The latest release by The I Live the Life of a Movie Star Secret Hideout, a band whose long name seems constructed just so people like me will comment on the uniqueness of its length, begins with a man, who I am told is named Adam, singing a whimsical ditty with words that make little sense but are supported by a catchy little melody. “Jettison, jettison, bring me your medicine / When you feel jealous and you’re all alone,” he sings, in a way that makes him sound like a hybrid of Mark Robinson, Calvin Johnson and a fairytale elf. What I mean is, he has a way of sounding both like a little kid dreaming in his bed, making up songs about cotton candy or whatever, and your typical early ‘90s indie-rock star. The I Live the Life… keep that feeling up for the whole CD. Each song makes me think I’ve heard it before; but was it from an early Teenbeat band, that indie-pop compilation I bought the other week, or that whistling seven-year-old I passed on the street yesterday?

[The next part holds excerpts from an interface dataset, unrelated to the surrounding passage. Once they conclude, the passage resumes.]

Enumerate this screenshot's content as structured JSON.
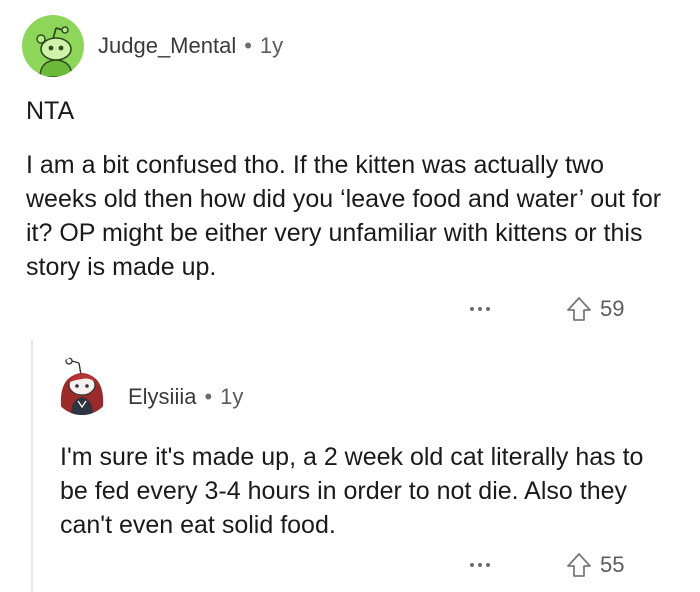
{
  "comments": [
    {
      "username": "Judge_Mental",
      "separator": "•",
      "age": "1y",
      "avatar_icon": "snoo-avatar-green",
      "avatar_bg": "#8ed65a",
      "paragraphs": [
        "NTA",
        "I am a bit confused tho. If the kitten was actually two weeks old then how did you ‘leave food and water’ out for it? OP might be either very unfamiliar with kittens or this story is made up."
      ],
      "more_icon": "more-options-icon",
      "upvote_icon": "upvote-arrow-icon",
      "votes": "59"
    },
    {
      "username": "Elysiiia",
      "separator": "•",
      "age": "1y",
      "avatar_icon": "snoo-avatar-red-hair",
      "paragraphs": [
        "I'm sure it's made up, a 2 week old cat literally has to be fed every 3-4 hours in order to not die. Also they can't even eat solid food."
      ],
      "more_icon": "more-options-icon",
      "upvote_icon": "upvote-arrow-icon",
      "votes": "55"
    }
  ]
}
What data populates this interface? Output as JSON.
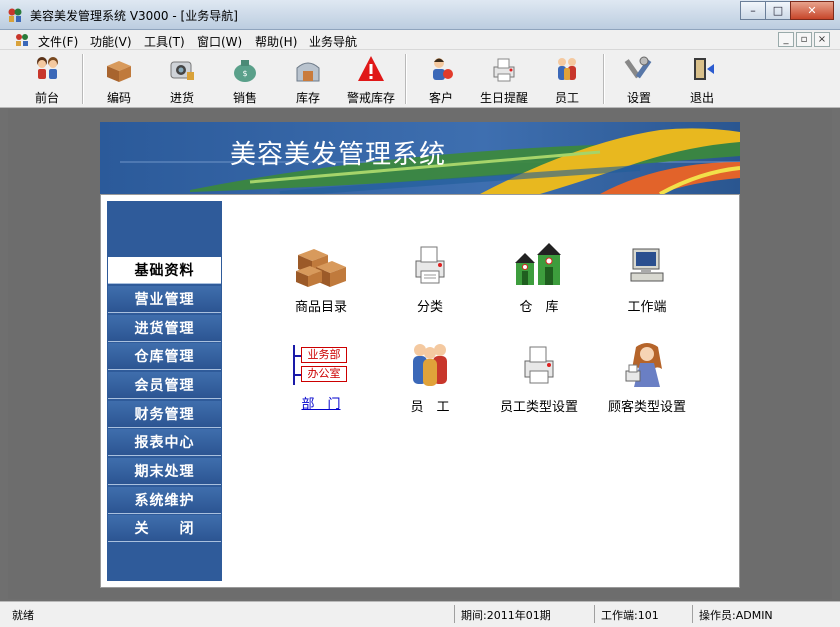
{
  "window": {
    "title": "美容美发管理系统 V3000 - [业务导航]",
    "minimize": "–",
    "maximize": "□",
    "close": "✕"
  },
  "menu": {
    "items": [
      "文件(F)",
      "功能(V)",
      "工具(T)",
      "窗口(W)",
      "帮助(H)",
      "业务导航"
    ],
    "mdi_buttons": [
      "_",
      "▫",
      "×"
    ]
  },
  "toolbar": {
    "items": [
      {
        "label": "前台",
        "icon": "people-icon"
      },
      {
        "label": "编码",
        "icon": "boxes-icon"
      },
      {
        "label": "进货",
        "icon": "camera-icon"
      },
      {
        "label": "销售",
        "icon": "money-bag-icon"
      },
      {
        "label": "库存",
        "icon": "warehouse-icon"
      },
      {
        "label": "警戒库存",
        "icon": "warning-icon"
      },
      {
        "label": "客户",
        "icon": "customer-icon"
      },
      {
        "label": "生日提醒",
        "icon": "printer-icon"
      },
      {
        "label": "员工",
        "icon": "staff-icon"
      },
      {
        "label": "设置",
        "icon": "tools-icon"
      },
      {
        "label": "退出",
        "icon": "exit-door-icon"
      }
    ]
  },
  "banner": {
    "title": "美容美发管理系统"
  },
  "nav": {
    "items": [
      "基础资料",
      "营业管理",
      "进货管理",
      "仓库管理",
      "会员管理",
      "财务管理",
      "报表中心",
      "期末处理",
      "系统维护",
      "关　　闭"
    ],
    "active_index": 0
  },
  "features": {
    "items": [
      {
        "label": "商品目录",
        "icon": "boxes-icon"
      },
      {
        "label": "分类",
        "icon": "printer-icon"
      },
      {
        "label": "仓　库",
        "icon": "warehouse-icon"
      },
      {
        "label": "工作端",
        "icon": "computer-icon"
      },
      {
        "label": "部　门",
        "icon": "department-icon",
        "sub": [
          "业务部",
          "办公室"
        ]
      },
      {
        "label": "员　工",
        "icon": "staff-icon"
      },
      {
        "label": "员工类型设置",
        "icon": "printer-icon"
      },
      {
        "label": "顾客类型设置",
        "icon": "customer-girl-icon"
      }
    ]
  },
  "status": {
    "ready": "就绪",
    "period": "期间:2011年01期",
    "workstation": "工作端:101",
    "operator": "操作员:ADMIN"
  },
  "colors": {
    "nav_blue": "#2f5b9a",
    "banner_blue": "#3e6fb0",
    "link_blue": "#0000cc"
  }
}
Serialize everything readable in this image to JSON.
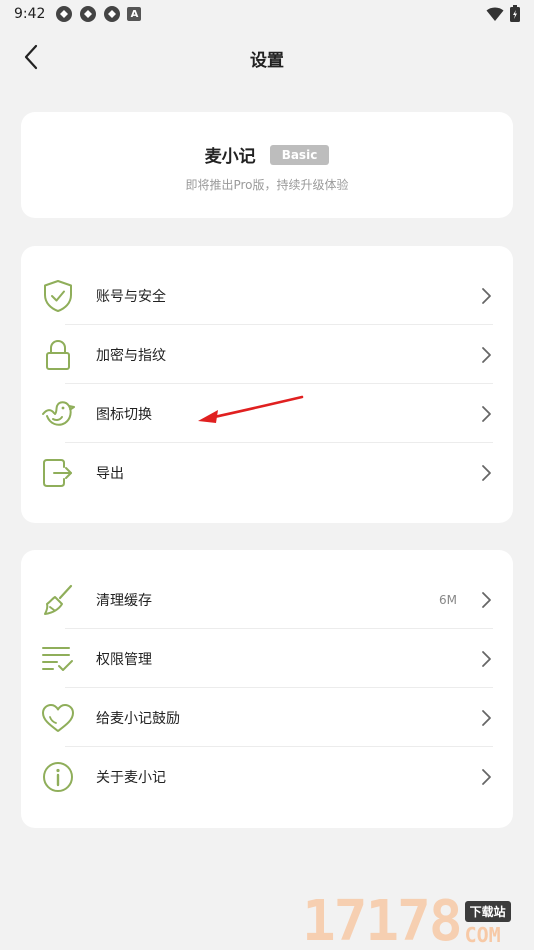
{
  "status_bar": {
    "time": "9:42",
    "notification_letter": "A"
  },
  "nav": {
    "title": "设置"
  },
  "app_card": {
    "name": "麦小记",
    "badge": "Basic",
    "subtitle": "即将推出Pro版，持续升级体验"
  },
  "section1": {
    "items": [
      {
        "label": "账号与安全",
        "icon": "shield-check-icon"
      },
      {
        "label": "加密与指纹",
        "icon": "lock-icon"
      },
      {
        "label": "图标切换",
        "icon": "bird-icon"
      },
      {
        "label": "导出",
        "icon": "export-icon"
      }
    ]
  },
  "section2": {
    "items": [
      {
        "label": "清理缓存",
        "value": "6M",
        "icon": "broom-icon"
      },
      {
        "label": "权限管理",
        "icon": "list-check-icon"
      },
      {
        "label": "给麦小记鼓励",
        "icon": "heart-icon"
      },
      {
        "label": "关于麦小记",
        "icon": "info-icon"
      }
    ]
  },
  "colors": {
    "accent_icon": "#8fae5a",
    "background": "#f2f2f2",
    "card": "#ffffff",
    "badge": "#bdbdbd",
    "annotation_arrow": "#e02020"
  },
  "watermark": {
    "digits": "17178",
    "badge": "下载站",
    "suffix": "COM"
  }
}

Autumn Girl… has both newness and familiarity throughout. The unique side of the band comes from the extensive use of what sounds to me like a xylophone. Putting the spotlight on such an unconventional instrument probably brings the unavoidable charge that it’s just a gimmick, yet here it really works; paired with acoustic guitar, it provides a pretty backdrop for equally pretty melodies. In fact, for me this CD is at its best when the duo put their instruments at center stage and forget about singing all together, like on the gorgeous “2picobangbang”, one of a few instrumentals.
Autumn Girl Archers Horsemen Bring Arrows
The non-instrumental songs are nice, just not that original. They all have that bouncy, pseudo-innocent feel of bands like the Pastels or Beat Happening. It’s hard for the analytical part of my brain to get past the familiarity (imitation, even) of the CD, or the fact that it’s 24 minutes but billed as a full-length album, yet the part of me that likes sing-along melodies and dreamy male/female vocals eats this right up. Pop songs like “Sagittarius” and “March Solar Skies”, or even the highly theatrical, show music-ish “Silver Hair”, are too lovely to do anything except produce a smile and make me sing along. Groundbreaking art this isn’t, but it has its charms nonetheless.
// Sound Affects
"Sharon Jones and Woodie Guthrie knew: great songs belong to everybody.READ the article